— WORK INSTRUCTIONS —
Which lines hold the string "time"? Copy each of them from the material below.

INPUT DATA: Begin

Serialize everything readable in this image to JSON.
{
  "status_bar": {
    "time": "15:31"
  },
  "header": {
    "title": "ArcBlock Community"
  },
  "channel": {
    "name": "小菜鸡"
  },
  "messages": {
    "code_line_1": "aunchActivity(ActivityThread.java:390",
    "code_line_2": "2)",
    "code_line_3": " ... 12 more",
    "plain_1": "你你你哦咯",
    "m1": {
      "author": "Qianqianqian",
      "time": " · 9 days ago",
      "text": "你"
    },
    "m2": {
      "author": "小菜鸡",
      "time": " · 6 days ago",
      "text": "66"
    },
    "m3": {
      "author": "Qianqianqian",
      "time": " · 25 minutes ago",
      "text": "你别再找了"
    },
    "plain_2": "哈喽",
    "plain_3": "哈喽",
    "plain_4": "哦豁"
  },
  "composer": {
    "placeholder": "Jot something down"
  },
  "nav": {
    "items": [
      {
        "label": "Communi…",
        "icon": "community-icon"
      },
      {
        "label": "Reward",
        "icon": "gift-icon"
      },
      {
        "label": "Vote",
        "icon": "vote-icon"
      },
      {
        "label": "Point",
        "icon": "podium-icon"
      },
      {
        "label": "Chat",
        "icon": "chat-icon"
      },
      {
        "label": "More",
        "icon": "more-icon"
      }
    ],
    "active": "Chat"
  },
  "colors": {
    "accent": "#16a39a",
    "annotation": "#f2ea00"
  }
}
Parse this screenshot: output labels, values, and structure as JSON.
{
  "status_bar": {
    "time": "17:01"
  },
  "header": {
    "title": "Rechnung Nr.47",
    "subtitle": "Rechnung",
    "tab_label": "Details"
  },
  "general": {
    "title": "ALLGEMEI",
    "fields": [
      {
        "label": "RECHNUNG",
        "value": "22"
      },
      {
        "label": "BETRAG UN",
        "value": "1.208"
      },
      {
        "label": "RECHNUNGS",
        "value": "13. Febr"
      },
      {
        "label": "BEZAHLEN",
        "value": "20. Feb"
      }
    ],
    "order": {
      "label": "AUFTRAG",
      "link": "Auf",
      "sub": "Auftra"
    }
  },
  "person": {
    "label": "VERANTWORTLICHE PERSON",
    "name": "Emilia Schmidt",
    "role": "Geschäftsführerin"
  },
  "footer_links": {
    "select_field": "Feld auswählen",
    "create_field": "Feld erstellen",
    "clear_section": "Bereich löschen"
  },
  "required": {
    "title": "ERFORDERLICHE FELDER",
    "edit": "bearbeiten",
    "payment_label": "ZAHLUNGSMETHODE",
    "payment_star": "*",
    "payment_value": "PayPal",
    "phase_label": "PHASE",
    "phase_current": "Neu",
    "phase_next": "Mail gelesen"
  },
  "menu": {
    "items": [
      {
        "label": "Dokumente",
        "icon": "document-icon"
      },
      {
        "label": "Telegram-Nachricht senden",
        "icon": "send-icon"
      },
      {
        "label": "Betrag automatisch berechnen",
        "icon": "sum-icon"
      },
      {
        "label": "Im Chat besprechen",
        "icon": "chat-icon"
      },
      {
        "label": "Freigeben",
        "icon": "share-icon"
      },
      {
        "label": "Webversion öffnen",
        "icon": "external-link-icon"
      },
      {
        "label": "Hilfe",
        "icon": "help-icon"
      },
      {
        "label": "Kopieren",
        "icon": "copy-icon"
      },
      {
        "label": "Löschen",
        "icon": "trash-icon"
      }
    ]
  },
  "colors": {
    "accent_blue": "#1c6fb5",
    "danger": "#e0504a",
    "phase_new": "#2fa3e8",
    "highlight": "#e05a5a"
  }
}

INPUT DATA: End

— EXERCISE RESULT —
    "time": "15:31"
      "time": " · 9 days ago",
      "time": " · 6 days ago",
      "time": " · 25 minutes ago",
    "time": "17:01"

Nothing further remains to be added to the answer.